SUPPLIED DATA
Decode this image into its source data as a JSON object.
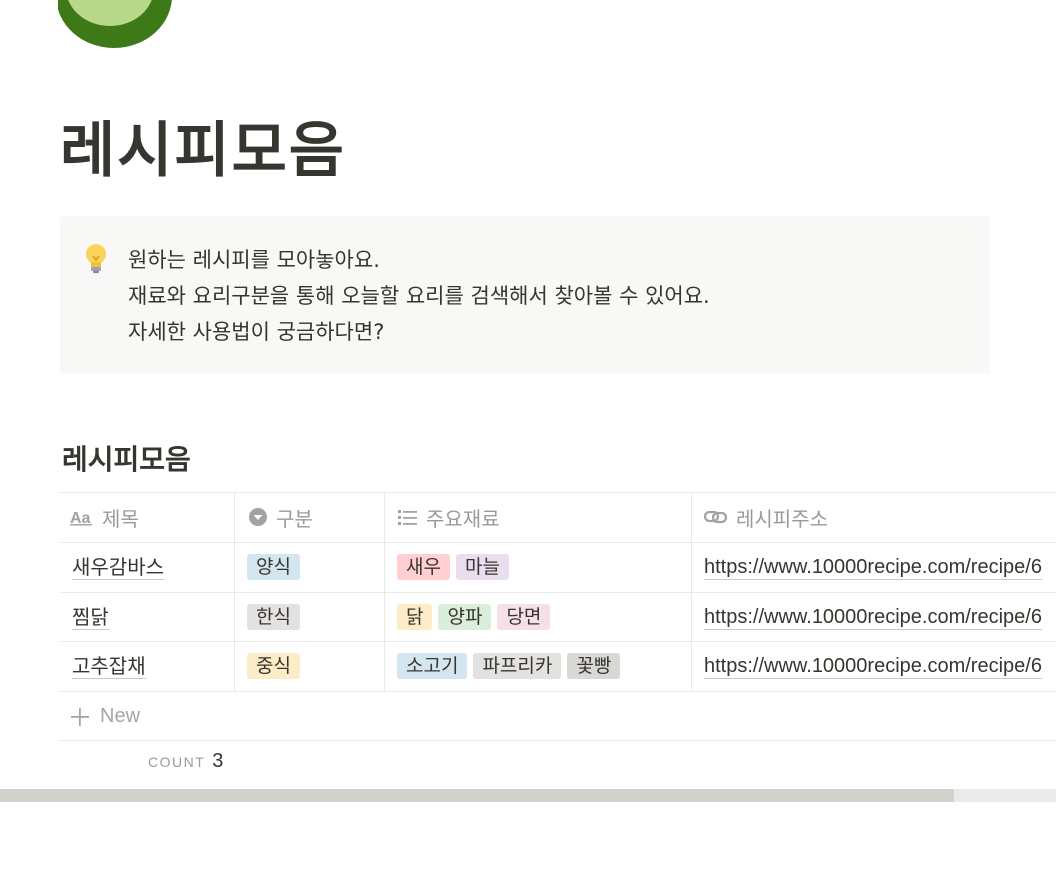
{
  "page": {
    "title": "레시피모음"
  },
  "callout": {
    "icon": "lightbulb-icon",
    "lines": [
      "원하는 레시피를 모아놓아요.",
      "재료와 요리구분을 통해 오늘할 요리를 검색해서 찾아볼 수 있어요.",
      "자세한 사용법이 궁금하다면?"
    ]
  },
  "database": {
    "title": "레시피모음",
    "columns": [
      {
        "label": "제목",
        "icon": "text-aa-icon"
      },
      {
        "label": "구분",
        "icon": "select-circle-icon"
      },
      {
        "label": "주요재료",
        "icon": "list-icon"
      },
      {
        "label": "레시피주소",
        "icon": "link-icon"
      }
    ],
    "rows": [
      {
        "title": "새우감바스",
        "category": {
          "label": "양식",
          "color": "#d3e5ef"
        },
        "ingredients": [
          {
            "label": "새우",
            "color": "#ffcfd1"
          },
          {
            "label": "마늘",
            "color": "#e8deee"
          }
        ],
        "url": "https://www.10000recipe.com/recipe/6"
      },
      {
        "title": "찜닭",
        "category": {
          "label": "한식",
          "color": "#e3e2e0"
        },
        "ingredients": [
          {
            "label": "닭",
            "color": "#fdecc8"
          },
          {
            "label": "양파",
            "color": "#dbeddb"
          },
          {
            "label": "당면",
            "color": "#f5e0e9"
          }
        ],
        "url": "https://www.10000recipe.com/recipe/6"
      },
      {
        "title": "고추잡채",
        "category": {
          "label": "중식",
          "color": "#fdecc8"
        },
        "ingredients": [
          {
            "label": "소고기",
            "color": "#d3e5ef"
          },
          {
            "label": "파프리카",
            "color": "#e3e2e0"
          },
          {
            "label": "꽃빵",
            "color": "#d9d8d5"
          }
        ],
        "url": "https://www.10000recipe.com/recipe/6"
      }
    ],
    "new_label": "New",
    "count_label": "COUNT",
    "count_value": "3"
  }
}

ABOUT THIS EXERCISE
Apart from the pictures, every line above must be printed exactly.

EXERCISE SOLUTION
Decode this image into its source data as a JSON object.
{
  "page": {
    "title": "레시피모음"
  },
  "callout": {
    "icon": "lightbulb-icon",
    "lines": [
      "원하는 레시피를 모아놓아요.",
      "재료와 요리구분을 통해 오늘할 요리를 검색해서 찾아볼 수 있어요.",
      "자세한 사용법이 궁금하다면?"
    ]
  },
  "database": {
    "title": "레시피모음",
    "columns": [
      {
        "label": "제목",
        "icon": "text-aa-icon"
      },
      {
        "label": "구분",
        "icon": "select-circle-icon"
      },
      {
        "label": "주요재료",
        "icon": "list-icon"
      },
      {
        "label": "레시피주소",
        "icon": "link-icon"
      }
    ],
    "rows": [
      {
        "title": "새우감바스",
        "category": {
          "label": "양식",
          "color": "#d3e5ef"
        },
        "ingredients": [
          {
            "label": "새우",
            "color": "#ffcfd1"
          },
          {
            "label": "마늘",
            "color": "#e8deee"
          }
        ],
        "url": "https://www.10000recipe.com/recipe/6"
      },
      {
        "title": "찜닭",
        "category": {
          "label": "한식",
          "color": "#e3e2e0"
        },
        "ingredients": [
          {
            "label": "닭",
            "color": "#fdecc8"
          },
          {
            "label": "양파",
            "color": "#dbeddb"
          },
          {
            "label": "당면",
            "color": "#f5e0e9"
          }
        ],
        "url": "https://www.10000recipe.com/recipe/6"
      },
      {
        "title": "고추잡채",
        "category": {
          "label": "중식",
          "color": "#fdecc8"
        },
        "ingredients": [
          {
            "label": "소고기",
            "color": "#d3e5ef"
          },
          {
            "label": "파프리카",
            "color": "#e3e2e0"
          },
          {
            "label": "꽃빵",
            "color": "#d9d8d5"
          }
        ],
        "url": "https://www.10000recipe.com/recipe/6"
      }
    ],
    "new_label": "New",
    "count_label": "COUNT",
    "count_value": "3"
  }
}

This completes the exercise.